*** Records for processing Section Begins ***

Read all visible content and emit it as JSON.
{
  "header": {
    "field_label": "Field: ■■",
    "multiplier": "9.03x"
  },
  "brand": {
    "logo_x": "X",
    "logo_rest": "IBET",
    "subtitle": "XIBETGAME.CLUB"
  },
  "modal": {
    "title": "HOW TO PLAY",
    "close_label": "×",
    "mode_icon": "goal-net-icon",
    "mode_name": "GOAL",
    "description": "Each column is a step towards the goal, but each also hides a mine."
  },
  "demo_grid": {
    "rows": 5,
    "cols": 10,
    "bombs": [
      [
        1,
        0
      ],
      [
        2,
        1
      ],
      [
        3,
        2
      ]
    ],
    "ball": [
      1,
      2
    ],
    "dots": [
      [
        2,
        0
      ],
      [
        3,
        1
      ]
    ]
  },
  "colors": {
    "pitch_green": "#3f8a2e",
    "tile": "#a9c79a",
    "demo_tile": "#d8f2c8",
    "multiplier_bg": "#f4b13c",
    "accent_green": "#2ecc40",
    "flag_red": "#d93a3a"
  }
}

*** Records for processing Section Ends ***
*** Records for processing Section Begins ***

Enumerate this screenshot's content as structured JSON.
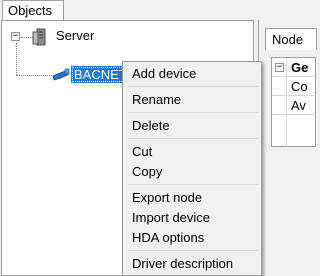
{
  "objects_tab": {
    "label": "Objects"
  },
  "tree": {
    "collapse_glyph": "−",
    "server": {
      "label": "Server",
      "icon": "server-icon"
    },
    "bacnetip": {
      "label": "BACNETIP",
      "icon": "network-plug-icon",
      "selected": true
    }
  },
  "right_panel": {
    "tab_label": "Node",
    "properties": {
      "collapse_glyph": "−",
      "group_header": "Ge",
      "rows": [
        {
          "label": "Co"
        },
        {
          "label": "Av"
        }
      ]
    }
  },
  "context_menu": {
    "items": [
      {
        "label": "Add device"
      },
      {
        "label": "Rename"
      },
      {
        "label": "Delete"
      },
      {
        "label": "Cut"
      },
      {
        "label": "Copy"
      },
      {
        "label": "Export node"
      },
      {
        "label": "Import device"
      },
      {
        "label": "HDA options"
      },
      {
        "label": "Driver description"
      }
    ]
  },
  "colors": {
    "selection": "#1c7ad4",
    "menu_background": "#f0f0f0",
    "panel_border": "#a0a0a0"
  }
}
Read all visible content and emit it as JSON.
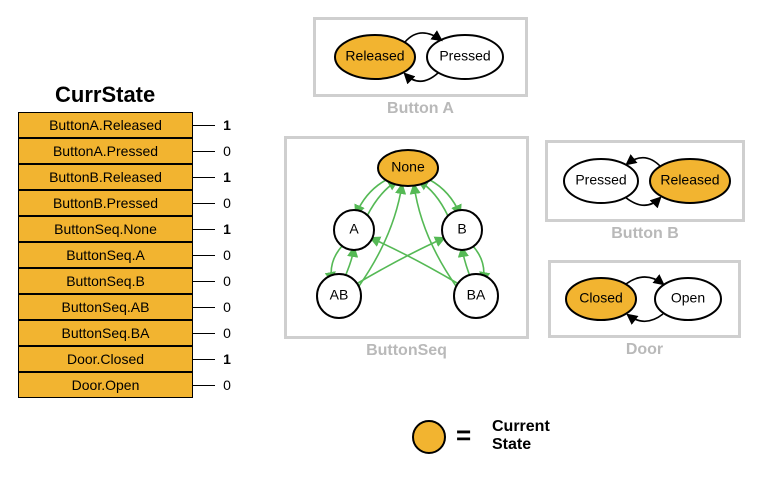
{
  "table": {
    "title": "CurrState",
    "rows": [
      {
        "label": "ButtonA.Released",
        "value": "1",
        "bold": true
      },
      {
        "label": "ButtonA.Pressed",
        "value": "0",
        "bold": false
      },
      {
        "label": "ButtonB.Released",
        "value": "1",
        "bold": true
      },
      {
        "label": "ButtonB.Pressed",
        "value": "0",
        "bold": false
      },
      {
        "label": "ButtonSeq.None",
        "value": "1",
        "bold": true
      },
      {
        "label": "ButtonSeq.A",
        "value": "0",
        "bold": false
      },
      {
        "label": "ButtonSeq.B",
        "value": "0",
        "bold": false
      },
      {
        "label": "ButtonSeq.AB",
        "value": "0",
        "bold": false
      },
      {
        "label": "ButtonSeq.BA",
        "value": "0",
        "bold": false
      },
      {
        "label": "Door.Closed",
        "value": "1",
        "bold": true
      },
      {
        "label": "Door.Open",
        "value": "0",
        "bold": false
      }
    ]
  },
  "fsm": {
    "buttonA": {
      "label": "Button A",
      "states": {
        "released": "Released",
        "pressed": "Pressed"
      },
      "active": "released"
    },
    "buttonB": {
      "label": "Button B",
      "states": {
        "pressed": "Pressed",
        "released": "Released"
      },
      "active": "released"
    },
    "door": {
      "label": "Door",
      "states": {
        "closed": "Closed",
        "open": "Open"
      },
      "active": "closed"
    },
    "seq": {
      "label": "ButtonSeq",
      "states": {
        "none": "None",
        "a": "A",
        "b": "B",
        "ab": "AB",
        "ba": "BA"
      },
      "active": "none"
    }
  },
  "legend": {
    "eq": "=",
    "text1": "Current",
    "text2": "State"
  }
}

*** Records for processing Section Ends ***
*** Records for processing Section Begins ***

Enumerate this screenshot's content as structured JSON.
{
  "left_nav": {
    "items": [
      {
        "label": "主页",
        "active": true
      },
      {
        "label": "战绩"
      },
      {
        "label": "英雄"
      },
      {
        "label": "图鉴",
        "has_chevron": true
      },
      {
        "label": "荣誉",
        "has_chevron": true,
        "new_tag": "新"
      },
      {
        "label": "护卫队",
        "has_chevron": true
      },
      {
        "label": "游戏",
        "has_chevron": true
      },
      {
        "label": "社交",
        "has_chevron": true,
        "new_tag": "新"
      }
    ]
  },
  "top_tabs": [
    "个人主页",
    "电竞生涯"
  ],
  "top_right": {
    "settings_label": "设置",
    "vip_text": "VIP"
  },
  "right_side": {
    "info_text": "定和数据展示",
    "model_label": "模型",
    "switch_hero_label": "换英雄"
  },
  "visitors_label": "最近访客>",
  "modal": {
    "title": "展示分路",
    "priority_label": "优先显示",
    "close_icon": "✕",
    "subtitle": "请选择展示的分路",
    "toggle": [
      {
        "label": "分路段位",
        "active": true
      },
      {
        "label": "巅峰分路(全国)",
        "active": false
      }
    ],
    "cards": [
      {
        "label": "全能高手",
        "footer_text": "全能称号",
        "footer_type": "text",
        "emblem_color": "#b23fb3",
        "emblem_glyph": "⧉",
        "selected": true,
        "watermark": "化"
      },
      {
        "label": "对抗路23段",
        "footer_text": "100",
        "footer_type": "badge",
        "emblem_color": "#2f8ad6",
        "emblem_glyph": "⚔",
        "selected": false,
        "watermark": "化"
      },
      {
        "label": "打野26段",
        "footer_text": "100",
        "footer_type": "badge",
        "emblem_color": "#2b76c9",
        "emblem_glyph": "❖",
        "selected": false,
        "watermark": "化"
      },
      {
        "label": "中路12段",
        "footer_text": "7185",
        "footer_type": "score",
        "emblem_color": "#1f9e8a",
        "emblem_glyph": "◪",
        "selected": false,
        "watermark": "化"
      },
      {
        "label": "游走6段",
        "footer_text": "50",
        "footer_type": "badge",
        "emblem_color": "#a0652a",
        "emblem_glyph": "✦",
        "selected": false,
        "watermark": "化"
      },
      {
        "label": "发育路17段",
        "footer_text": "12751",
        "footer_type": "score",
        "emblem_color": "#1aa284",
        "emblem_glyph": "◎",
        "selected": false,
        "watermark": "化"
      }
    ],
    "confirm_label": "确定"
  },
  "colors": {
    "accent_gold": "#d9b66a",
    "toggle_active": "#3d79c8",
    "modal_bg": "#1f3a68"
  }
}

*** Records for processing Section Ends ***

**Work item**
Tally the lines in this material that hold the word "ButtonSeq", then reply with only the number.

**Response area**
6